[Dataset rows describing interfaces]
*** Block opens ***
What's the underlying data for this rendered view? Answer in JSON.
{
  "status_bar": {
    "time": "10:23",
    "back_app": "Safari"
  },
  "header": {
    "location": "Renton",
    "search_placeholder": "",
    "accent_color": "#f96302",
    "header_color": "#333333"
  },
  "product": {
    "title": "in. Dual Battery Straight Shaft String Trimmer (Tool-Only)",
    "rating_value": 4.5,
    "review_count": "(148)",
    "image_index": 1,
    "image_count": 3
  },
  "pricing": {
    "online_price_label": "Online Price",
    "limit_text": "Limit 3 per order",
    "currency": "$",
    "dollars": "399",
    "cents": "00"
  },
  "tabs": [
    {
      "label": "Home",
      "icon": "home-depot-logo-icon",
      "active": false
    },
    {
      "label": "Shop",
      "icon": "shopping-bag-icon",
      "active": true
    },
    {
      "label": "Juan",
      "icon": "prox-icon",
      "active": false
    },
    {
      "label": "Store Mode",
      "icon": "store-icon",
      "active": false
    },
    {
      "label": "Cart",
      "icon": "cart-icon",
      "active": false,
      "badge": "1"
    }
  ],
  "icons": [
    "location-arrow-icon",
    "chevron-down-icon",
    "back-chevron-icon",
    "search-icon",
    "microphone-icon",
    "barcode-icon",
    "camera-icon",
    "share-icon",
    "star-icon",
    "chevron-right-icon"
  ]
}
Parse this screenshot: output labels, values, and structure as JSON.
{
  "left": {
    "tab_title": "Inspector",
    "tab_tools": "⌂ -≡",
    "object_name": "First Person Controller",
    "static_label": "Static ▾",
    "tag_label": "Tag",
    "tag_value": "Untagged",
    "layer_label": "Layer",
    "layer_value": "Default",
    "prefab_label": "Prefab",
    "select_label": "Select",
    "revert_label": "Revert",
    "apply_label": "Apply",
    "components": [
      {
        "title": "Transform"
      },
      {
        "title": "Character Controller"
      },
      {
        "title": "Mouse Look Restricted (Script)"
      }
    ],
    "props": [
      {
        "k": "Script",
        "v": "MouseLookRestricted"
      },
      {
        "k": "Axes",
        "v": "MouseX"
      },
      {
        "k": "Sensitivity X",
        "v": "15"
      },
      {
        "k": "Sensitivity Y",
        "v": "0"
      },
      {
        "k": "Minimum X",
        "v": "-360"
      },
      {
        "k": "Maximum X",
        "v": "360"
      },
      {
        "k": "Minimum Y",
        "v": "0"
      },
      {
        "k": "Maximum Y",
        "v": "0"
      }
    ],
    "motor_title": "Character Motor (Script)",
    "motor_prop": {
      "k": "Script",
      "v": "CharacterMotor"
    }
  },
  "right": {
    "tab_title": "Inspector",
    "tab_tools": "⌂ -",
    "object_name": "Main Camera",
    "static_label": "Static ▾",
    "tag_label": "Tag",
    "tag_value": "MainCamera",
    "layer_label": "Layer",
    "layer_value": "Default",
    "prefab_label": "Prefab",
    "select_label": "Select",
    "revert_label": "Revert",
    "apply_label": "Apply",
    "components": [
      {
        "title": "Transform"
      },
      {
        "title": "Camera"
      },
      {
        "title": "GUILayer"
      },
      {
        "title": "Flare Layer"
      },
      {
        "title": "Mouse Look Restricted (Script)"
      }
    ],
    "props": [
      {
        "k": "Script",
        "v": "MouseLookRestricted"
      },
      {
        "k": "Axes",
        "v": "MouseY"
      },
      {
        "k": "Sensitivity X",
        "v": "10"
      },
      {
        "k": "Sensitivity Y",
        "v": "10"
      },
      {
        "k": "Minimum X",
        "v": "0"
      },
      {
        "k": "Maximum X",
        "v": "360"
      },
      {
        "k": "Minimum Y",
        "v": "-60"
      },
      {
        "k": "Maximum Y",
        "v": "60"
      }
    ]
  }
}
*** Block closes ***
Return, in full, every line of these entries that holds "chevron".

    "chevron-down-icon",
    "back-chevron-icon",
    "chevron-right-icon"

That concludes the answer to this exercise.